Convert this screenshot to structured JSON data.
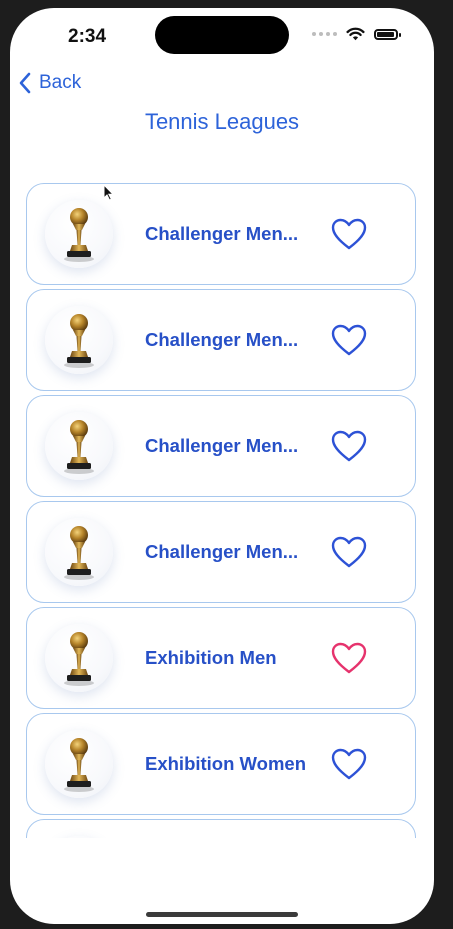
{
  "status_bar": {
    "time": "2:34"
  },
  "nav": {
    "back_label": "Back",
    "title": "Tennis Leagues"
  },
  "leagues": [
    {
      "name": "Challenger Men...",
      "favorited": false,
      "heart_color": "#2d52d6"
    },
    {
      "name": "Challenger Men...",
      "favorited": false,
      "heart_color": "#2d52d6"
    },
    {
      "name": "Challenger Men...",
      "favorited": false,
      "heart_color": "#2d52d6"
    },
    {
      "name": "Challenger Men...",
      "favorited": false,
      "heart_color": "#2d52d6"
    },
    {
      "name": "Exhibition Men",
      "favorited": true,
      "heart_color": "#e6336d"
    },
    {
      "name": "Exhibition Women",
      "favorited": false,
      "heart_color": "#2d52d6"
    },
    {
      "name": "",
      "favorited": false,
      "heart_color": "#2d52d6"
    }
  ],
  "colors": {
    "accent": "#2d63d9",
    "card_border": "#a8c8ee",
    "favorite_active": "#e6336d"
  },
  "icons": {
    "back": "chevron-left-icon",
    "favorite": "heart-icon",
    "league_logo": "trophy-icon"
  }
}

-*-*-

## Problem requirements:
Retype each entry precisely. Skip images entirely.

## Final answer:
Convert this screenshot to structured JSON data.
{
  "status_bar": {
    "time": "2:34"
  },
  "nav": {
    "back_label": "Back",
    "title": "Tennis Leagues"
  },
  "leagues": [
    {
      "name": "Challenger Men...",
      "favorited": false,
      "heart_color": "#2d52d6"
    },
    {
      "name": "Challenger Men...",
      "favorited": false,
      "heart_color": "#2d52d6"
    },
    {
      "name": "Challenger Men...",
      "favorited": false,
      "heart_color": "#2d52d6"
    },
    {
      "name": "Challenger Men...",
      "favorited": false,
      "heart_color": "#2d52d6"
    },
    {
      "name": "Exhibition Men",
      "favorited": true,
      "heart_color": "#e6336d"
    },
    {
      "name": "Exhibition Women",
      "favorited": false,
      "heart_color": "#2d52d6"
    },
    {
      "name": "",
      "favorited": false,
      "heart_color": "#2d52d6"
    }
  ],
  "colors": {
    "accent": "#2d63d9",
    "card_border": "#a8c8ee",
    "favorite_active": "#e6336d"
  },
  "icons": {
    "back": "chevron-left-icon",
    "favorite": "heart-icon",
    "league_logo": "trophy-icon"
  }
}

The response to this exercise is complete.